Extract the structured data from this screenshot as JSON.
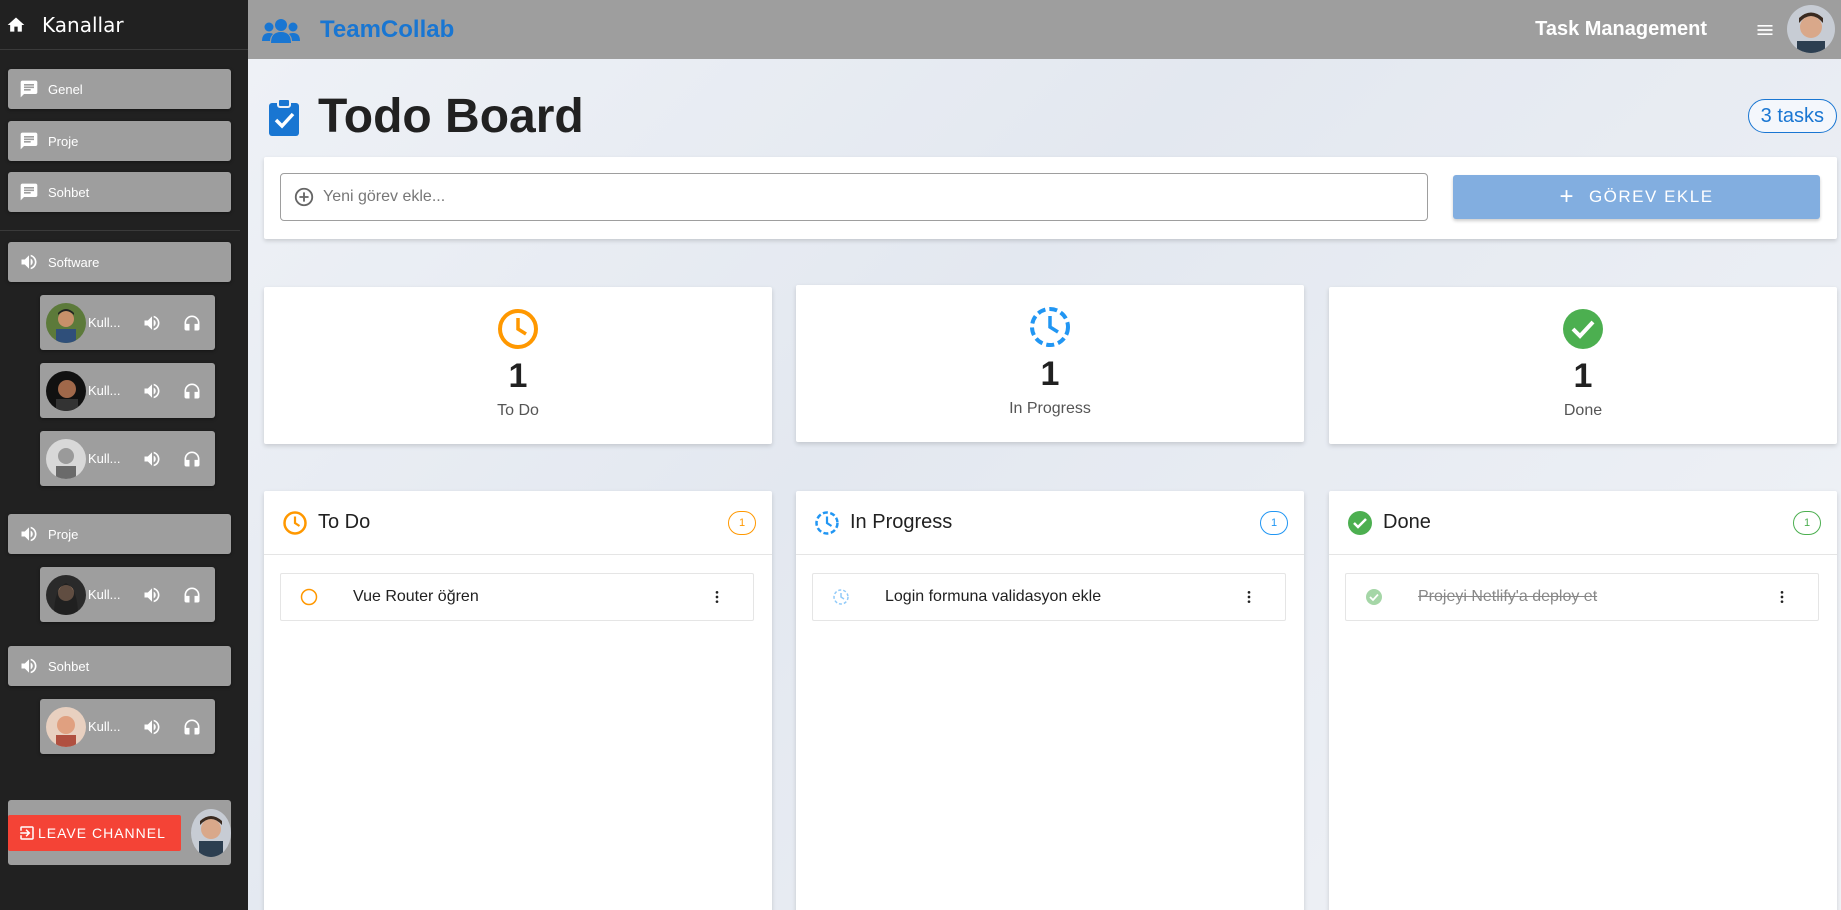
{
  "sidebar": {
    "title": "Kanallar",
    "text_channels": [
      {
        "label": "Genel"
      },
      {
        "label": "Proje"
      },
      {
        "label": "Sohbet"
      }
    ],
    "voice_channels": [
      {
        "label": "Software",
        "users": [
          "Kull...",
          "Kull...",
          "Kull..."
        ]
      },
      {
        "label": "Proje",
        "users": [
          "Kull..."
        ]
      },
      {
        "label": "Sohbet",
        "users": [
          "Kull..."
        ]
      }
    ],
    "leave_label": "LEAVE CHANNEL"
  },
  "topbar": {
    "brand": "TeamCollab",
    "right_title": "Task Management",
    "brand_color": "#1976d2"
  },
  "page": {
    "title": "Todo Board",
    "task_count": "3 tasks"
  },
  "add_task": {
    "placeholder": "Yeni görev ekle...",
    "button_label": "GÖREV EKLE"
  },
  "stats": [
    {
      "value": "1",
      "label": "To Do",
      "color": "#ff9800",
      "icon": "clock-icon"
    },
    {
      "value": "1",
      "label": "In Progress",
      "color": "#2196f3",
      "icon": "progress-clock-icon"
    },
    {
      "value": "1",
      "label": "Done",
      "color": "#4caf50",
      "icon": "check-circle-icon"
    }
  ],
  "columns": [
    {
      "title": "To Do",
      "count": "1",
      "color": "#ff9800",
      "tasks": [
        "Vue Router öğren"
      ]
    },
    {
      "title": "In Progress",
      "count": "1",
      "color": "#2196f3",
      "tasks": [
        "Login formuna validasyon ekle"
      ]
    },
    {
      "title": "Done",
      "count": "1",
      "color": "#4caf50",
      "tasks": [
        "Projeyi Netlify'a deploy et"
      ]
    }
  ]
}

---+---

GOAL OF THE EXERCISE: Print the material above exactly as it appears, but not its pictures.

WRITTEN RESPONSE:
Extract the structured data from this screenshot as JSON.
{
  "sidebar": {
    "title": "Kanallar",
    "text_channels": [
      {
        "label": "Genel"
      },
      {
        "label": "Proje"
      },
      {
        "label": "Sohbet"
      }
    ],
    "voice_channels": [
      {
        "label": "Software",
        "users": [
          "Kull...",
          "Kull...",
          "Kull..."
        ]
      },
      {
        "label": "Proje",
        "users": [
          "Kull..."
        ]
      },
      {
        "label": "Sohbet",
        "users": [
          "Kull..."
        ]
      }
    ],
    "leave_label": "LEAVE CHANNEL"
  },
  "topbar": {
    "brand": "TeamCollab",
    "right_title": "Task Management",
    "brand_color": "#1976d2"
  },
  "page": {
    "title": "Todo Board",
    "task_count": "3 tasks"
  },
  "add_task": {
    "placeholder": "Yeni görev ekle...",
    "button_label": "GÖREV EKLE"
  },
  "stats": [
    {
      "value": "1",
      "label": "To Do",
      "color": "#ff9800",
      "icon": "clock-icon"
    },
    {
      "value": "1",
      "label": "In Progress",
      "color": "#2196f3",
      "icon": "progress-clock-icon"
    },
    {
      "value": "1",
      "label": "Done",
      "color": "#4caf50",
      "icon": "check-circle-icon"
    }
  ],
  "columns": [
    {
      "title": "To Do",
      "count": "1",
      "color": "#ff9800",
      "tasks": [
        "Vue Router öğren"
      ]
    },
    {
      "title": "In Progress",
      "count": "1",
      "color": "#2196f3",
      "tasks": [
        "Login formuna validasyon ekle"
      ]
    },
    {
      "title": "Done",
      "count": "1",
      "color": "#4caf50",
      "tasks": [
        "Projeyi Netlify'a deploy et"
      ]
    }
  ]
}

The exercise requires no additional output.